== Aim of the task ==
Reproduce all records exactly.

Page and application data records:

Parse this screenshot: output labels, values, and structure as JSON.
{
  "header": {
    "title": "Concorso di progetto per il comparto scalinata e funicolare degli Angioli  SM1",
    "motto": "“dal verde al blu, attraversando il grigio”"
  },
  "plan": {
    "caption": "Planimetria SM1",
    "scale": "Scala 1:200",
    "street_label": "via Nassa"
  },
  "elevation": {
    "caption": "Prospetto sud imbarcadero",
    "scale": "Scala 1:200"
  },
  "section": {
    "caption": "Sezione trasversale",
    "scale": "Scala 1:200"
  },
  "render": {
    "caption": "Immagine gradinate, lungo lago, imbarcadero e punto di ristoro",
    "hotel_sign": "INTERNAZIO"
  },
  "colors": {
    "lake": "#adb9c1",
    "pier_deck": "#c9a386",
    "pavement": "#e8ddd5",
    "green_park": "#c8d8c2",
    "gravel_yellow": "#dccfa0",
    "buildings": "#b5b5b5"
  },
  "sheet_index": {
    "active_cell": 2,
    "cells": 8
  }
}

== Exercise output ==
Parse this screenshot: output labels, values, and structure as JSON.
{
  "header": {
    "title": "Concorso di progetto per il comparto scalinata e funicolare degli Angioli  SM1",
    "motto": "“dal verde al blu, attraversando il grigio”"
  },
  "plan": {
    "caption": "Planimetria SM1",
    "scale": "Scala 1:200",
    "street_label": "via Nassa"
  },
  "elevation": {
    "caption": "Prospetto sud imbarcadero",
    "scale": "Scala 1:200"
  },
  "section": {
    "caption": "Sezione trasversale",
    "scale": "Scala 1:200"
  },
  "render": {
    "caption": "Immagine gradinate, lungo lago, imbarcadero e punto di ristoro",
    "hotel_sign": "INTERNAZIO"
  },
  "colors": {
    "lake": "#adb9c1",
    "pier_deck": "#c9a386",
    "pavement": "#e8ddd5",
    "green_park": "#c8d8c2",
    "gravel_yellow": "#dccfa0",
    "buildings": "#b5b5b5"
  },
  "sheet_index": {
    "active_cell": 2,
    "cells": 8
  }
}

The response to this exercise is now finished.